Look through the records below and copy each line that includes the word "value".

Start of DATA

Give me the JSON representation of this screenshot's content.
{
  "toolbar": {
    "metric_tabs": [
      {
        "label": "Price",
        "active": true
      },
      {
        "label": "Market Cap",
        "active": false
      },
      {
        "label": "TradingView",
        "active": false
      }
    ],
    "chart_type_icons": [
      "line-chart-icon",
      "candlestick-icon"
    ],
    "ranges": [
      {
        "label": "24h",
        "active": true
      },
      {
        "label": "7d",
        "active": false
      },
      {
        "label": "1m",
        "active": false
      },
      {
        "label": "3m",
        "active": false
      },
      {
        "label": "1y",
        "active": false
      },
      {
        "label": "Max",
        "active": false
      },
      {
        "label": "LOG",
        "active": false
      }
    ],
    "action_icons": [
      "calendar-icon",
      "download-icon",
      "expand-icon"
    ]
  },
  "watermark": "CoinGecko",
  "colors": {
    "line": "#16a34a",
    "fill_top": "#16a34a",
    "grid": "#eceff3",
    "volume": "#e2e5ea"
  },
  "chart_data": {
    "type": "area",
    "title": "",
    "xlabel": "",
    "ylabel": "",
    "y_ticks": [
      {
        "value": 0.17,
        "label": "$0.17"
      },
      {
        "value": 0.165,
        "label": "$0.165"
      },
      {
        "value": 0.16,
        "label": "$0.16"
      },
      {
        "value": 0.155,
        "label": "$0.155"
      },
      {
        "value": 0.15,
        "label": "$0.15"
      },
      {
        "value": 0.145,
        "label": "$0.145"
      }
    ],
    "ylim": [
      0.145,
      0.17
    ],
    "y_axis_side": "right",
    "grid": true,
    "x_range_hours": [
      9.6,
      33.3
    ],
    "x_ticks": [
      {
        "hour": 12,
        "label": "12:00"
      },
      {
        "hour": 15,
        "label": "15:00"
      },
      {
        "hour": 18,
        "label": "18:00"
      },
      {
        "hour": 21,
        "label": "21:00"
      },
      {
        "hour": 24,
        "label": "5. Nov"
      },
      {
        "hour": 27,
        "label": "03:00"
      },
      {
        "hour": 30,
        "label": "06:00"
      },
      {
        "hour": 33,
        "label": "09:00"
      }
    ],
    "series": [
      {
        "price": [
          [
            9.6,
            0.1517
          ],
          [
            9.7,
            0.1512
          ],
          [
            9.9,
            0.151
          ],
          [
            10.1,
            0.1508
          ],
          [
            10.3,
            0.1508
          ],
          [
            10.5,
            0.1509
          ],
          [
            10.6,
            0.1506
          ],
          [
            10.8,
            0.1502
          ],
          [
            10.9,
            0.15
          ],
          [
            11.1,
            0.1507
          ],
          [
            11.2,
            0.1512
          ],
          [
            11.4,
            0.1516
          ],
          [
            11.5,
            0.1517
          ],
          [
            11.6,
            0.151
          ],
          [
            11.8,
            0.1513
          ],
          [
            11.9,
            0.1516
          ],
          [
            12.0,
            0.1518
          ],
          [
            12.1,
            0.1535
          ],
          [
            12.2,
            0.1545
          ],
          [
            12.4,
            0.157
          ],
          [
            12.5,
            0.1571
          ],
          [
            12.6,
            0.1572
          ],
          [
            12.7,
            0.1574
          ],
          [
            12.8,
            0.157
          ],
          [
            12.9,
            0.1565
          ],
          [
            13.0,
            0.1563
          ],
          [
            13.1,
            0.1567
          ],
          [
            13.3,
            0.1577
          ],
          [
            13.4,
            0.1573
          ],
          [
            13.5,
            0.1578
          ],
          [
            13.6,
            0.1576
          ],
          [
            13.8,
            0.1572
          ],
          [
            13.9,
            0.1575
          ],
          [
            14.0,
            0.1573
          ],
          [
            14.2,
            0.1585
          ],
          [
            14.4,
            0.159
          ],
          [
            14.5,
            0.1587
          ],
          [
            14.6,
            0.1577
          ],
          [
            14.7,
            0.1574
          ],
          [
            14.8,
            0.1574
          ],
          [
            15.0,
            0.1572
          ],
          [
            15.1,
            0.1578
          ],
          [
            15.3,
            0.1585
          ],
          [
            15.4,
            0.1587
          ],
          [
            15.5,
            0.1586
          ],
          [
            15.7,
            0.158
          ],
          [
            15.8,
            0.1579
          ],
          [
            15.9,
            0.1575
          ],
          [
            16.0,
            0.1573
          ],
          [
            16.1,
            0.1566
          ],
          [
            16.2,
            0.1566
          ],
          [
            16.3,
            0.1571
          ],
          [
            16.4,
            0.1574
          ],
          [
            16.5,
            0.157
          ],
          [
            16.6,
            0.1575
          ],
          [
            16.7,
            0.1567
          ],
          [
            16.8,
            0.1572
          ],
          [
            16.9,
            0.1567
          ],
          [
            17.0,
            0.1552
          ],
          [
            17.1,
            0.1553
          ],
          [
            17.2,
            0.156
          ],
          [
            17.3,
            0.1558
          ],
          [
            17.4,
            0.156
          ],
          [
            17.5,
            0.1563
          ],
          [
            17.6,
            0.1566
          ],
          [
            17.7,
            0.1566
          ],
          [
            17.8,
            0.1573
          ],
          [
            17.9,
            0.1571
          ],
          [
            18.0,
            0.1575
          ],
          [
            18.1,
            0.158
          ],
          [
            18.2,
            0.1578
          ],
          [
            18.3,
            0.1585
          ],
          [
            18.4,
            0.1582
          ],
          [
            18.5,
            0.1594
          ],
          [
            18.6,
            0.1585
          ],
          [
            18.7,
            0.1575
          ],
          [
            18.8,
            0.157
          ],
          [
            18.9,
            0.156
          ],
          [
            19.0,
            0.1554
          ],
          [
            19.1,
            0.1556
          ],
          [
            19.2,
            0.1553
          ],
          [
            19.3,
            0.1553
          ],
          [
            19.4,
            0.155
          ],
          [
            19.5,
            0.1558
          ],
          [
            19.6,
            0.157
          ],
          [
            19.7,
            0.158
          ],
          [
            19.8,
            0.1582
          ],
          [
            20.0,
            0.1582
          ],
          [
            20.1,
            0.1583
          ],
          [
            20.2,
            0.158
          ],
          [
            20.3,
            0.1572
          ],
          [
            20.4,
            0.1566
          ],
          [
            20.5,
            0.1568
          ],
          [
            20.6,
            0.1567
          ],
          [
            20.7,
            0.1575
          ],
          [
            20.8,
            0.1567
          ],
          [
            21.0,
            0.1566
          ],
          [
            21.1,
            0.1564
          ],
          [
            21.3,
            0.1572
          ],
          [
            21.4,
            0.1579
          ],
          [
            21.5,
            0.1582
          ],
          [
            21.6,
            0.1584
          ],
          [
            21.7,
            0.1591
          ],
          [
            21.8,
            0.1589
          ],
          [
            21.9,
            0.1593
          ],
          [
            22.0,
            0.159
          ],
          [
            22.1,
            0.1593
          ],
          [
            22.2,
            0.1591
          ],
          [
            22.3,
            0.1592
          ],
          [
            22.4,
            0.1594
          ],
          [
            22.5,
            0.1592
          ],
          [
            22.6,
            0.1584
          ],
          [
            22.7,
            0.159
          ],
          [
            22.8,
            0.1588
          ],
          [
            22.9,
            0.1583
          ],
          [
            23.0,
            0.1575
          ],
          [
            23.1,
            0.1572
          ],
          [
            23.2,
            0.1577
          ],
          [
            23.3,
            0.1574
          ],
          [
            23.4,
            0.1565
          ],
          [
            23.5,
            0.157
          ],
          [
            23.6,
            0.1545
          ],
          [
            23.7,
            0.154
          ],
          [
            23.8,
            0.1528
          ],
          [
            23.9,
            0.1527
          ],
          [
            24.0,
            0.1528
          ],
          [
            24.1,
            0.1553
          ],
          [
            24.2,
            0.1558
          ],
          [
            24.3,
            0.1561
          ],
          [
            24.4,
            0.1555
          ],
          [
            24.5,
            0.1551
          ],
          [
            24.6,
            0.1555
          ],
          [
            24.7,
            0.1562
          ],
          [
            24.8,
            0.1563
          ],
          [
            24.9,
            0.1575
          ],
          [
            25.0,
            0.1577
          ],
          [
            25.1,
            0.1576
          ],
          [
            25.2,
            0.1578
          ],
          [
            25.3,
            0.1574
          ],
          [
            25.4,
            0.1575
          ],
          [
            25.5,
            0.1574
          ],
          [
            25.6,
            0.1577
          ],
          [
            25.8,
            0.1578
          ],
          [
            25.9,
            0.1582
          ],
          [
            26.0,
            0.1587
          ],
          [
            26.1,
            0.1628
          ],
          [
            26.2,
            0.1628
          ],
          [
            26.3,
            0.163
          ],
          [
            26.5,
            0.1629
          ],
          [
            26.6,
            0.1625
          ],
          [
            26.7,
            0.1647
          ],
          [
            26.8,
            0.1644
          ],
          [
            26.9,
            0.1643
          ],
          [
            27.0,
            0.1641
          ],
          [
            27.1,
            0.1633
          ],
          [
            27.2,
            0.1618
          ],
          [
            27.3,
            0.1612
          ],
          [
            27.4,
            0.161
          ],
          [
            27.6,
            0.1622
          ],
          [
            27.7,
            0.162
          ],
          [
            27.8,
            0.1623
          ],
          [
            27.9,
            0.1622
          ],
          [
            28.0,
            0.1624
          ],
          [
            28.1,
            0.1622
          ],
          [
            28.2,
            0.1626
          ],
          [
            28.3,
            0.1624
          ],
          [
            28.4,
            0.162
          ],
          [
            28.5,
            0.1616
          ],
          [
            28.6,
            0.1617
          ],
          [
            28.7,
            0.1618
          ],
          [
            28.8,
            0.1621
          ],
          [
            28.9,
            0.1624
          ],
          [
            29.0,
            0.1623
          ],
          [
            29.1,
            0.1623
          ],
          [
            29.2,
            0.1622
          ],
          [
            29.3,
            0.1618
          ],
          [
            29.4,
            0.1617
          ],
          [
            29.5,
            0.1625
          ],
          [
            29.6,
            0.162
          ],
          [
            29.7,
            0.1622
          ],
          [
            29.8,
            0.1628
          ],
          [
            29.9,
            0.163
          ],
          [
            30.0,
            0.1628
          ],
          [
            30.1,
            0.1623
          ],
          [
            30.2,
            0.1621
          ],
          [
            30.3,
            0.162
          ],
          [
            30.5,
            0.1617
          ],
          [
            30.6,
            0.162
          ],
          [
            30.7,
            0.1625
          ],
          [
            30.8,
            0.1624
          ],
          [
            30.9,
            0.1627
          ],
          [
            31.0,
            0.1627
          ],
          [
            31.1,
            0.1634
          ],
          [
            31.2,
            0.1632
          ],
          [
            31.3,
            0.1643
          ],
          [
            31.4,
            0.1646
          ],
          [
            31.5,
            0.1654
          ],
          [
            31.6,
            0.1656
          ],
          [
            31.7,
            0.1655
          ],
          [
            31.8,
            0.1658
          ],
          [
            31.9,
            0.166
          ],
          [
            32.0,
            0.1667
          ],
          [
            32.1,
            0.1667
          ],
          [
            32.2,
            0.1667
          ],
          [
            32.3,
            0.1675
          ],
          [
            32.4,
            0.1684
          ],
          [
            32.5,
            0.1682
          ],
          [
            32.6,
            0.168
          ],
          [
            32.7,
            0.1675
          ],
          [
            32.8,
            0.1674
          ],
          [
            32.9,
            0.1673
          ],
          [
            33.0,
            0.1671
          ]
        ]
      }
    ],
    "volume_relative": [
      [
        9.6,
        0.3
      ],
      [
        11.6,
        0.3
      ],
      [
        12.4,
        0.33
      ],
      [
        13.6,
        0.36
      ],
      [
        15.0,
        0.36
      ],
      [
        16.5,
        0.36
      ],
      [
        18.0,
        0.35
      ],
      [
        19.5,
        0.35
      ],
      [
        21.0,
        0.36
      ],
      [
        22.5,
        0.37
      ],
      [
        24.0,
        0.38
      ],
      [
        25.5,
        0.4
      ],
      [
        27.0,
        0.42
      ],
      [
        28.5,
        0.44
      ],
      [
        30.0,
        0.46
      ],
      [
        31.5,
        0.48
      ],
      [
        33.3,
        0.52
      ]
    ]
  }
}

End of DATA

■ EXERCISE OUTPUT ■
        "value": 0.17,
        "value": 0.165,
        "value": 0.16,
        "value": 0.155,
        "value": 0.15,
        "value": 0.145,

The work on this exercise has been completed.